→ Problem statement
Work through the data below line by line and say how many lines hold "icon"; give only the number.

→ Entries shown
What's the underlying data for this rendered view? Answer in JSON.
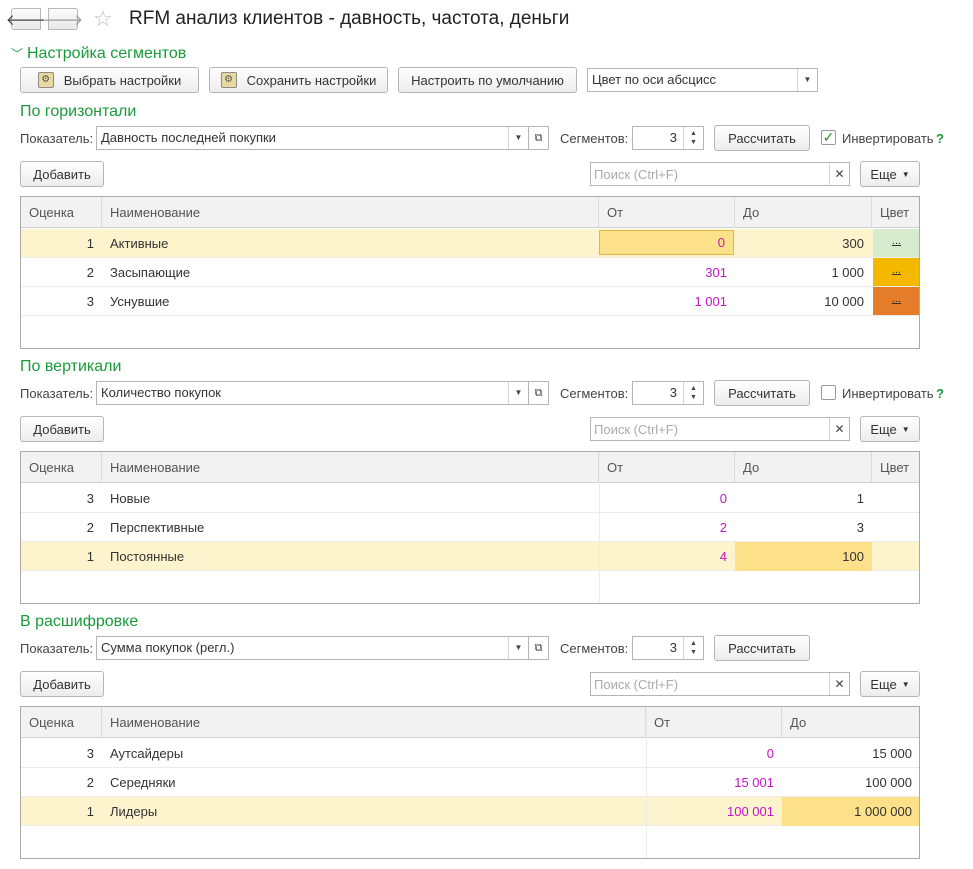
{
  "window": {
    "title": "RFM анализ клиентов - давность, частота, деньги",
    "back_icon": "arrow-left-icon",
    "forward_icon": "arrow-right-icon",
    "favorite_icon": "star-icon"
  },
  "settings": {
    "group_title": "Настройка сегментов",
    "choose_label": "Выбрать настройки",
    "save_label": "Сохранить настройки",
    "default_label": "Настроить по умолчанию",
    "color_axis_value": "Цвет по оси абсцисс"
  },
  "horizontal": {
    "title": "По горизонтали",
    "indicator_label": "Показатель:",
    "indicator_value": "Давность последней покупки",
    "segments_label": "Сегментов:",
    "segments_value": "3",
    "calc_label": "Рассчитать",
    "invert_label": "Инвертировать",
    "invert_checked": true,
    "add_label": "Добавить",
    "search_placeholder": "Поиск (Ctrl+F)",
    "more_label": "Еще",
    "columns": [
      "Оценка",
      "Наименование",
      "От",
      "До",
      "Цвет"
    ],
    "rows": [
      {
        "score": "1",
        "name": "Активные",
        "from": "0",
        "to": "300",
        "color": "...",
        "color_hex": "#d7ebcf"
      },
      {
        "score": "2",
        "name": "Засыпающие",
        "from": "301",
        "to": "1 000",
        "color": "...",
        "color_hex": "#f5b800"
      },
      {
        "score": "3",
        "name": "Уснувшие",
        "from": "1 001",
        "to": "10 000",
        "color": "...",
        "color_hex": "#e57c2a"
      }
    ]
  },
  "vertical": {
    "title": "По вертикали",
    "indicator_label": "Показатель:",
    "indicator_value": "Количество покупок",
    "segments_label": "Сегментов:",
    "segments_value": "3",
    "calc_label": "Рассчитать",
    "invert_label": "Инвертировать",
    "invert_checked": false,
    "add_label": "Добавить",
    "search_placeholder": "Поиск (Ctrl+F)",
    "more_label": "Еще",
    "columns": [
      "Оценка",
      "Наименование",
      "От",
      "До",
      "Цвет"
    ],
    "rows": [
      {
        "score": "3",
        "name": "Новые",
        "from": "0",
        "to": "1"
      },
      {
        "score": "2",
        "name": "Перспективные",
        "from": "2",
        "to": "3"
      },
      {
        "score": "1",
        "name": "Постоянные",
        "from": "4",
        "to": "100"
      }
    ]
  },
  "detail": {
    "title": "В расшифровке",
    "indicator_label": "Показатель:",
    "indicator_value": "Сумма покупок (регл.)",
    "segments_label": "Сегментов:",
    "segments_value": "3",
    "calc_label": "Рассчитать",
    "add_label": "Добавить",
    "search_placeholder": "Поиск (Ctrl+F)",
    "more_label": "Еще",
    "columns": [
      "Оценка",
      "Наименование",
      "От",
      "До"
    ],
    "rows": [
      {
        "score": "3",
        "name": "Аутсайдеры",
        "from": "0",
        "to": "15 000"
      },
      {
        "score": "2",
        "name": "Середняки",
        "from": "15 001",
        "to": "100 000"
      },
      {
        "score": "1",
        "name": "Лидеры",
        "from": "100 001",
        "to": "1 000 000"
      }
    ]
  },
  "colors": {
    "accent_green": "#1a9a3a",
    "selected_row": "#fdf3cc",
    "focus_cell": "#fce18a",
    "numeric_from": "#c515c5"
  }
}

→ Exercise answer
3